WORK TO BE COMPLETED - All records, minus the pictures: write them out exactly.

EXERCISE DATA -

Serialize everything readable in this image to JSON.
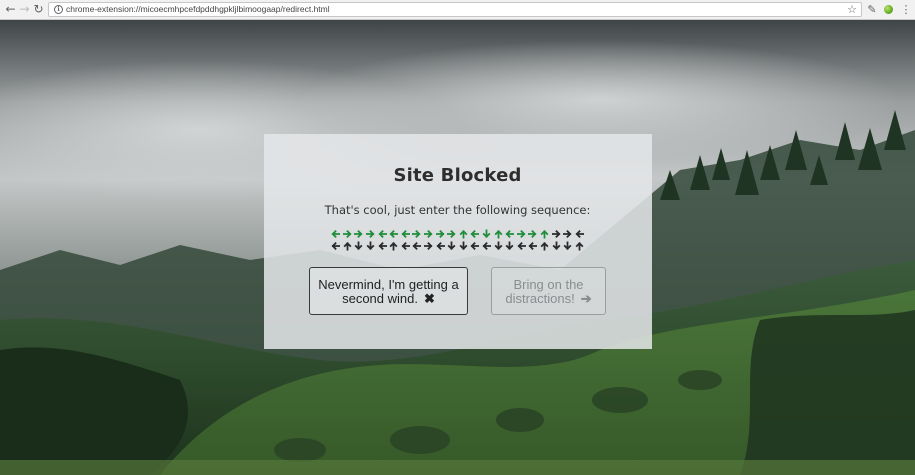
{
  "browser": {
    "url": "chrome-extension://micoecmhpcefdpddhgpkljlbimoogaap/redirect.html",
    "back_icon": "arrow-left-icon",
    "forward_icon": "arrow-right-icon",
    "reload_icon": "reload-icon",
    "star_icon": "star-icon",
    "extension_icon": "eyedropper-icon",
    "menu_icon": "vertical-dots-icon"
  },
  "modal": {
    "title": "Site Blocked",
    "subtitle": "That's cool, just enter the following sequence:",
    "sequence_rows": [
      [
        "left",
        "right",
        "right",
        "right",
        "left",
        "left",
        "left",
        "right",
        "right",
        "right",
        "right",
        "up",
        "left",
        "down",
        "up",
        "left",
        "right",
        "right",
        "up",
        "right",
        "right",
        "left"
      ],
      [
        "left",
        "up",
        "down",
        "down",
        "left",
        "up",
        "left",
        "left",
        "right",
        "left",
        "down",
        "down",
        "left",
        "left",
        "down",
        "down",
        "left",
        "left",
        "up",
        "down",
        "down",
        "up"
      ]
    ],
    "sequence_entered": 19,
    "entered_color": "#1f8e3a",
    "pending_color": "#2a2a2a",
    "nevermind_label": "Nevermind, I'm getting a second wind.",
    "nevermind_icon": "✖",
    "distract_label": "Bring on the distractions!",
    "distract_icon": "➔"
  }
}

OUTPUT -
Serialize everything readable in this image to JSON.
{
  "browser": {
    "url": "chrome-extension://micoecmhpcefdpddhgpkljlbimoogaap/redirect.html",
    "back_icon": "arrow-left-icon",
    "forward_icon": "arrow-right-icon",
    "reload_icon": "reload-icon",
    "star_icon": "star-icon",
    "extension_icon": "eyedropper-icon",
    "menu_icon": "vertical-dots-icon"
  },
  "modal": {
    "title": "Site Blocked",
    "subtitle": "That's cool, just enter the following sequence:",
    "sequence_rows": [
      [
        "left",
        "right",
        "right",
        "right",
        "left",
        "left",
        "left",
        "right",
        "right",
        "right",
        "right",
        "up",
        "left",
        "down",
        "up",
        "left",
        "right",
        "right",
        "up",
        "right",
        "right",
        "left"
      ],
      [
        "left",
        "up",
        "down",
        "down",
        "left",
        "up",
        "left",
        "left",
        "right",
        "left",
        "down",
        "down",
        "left",
        "left",
        "down",
        "down",
        "left",
        "left",
        "up",
        "down",
        "down",
        "up"
      ]
    ],
    "sequence_entered": 19,
    "entered_color": "#1f8e3a",
    "pending_color": "#2a2a2a",
    "nevermind_label": "Nevermind, I'm getting a second wind.",
    "nevermind_icon": "✖",
    "distract_label": "Bring on the distractions!",
    "distract_icon": "➔"
  }
}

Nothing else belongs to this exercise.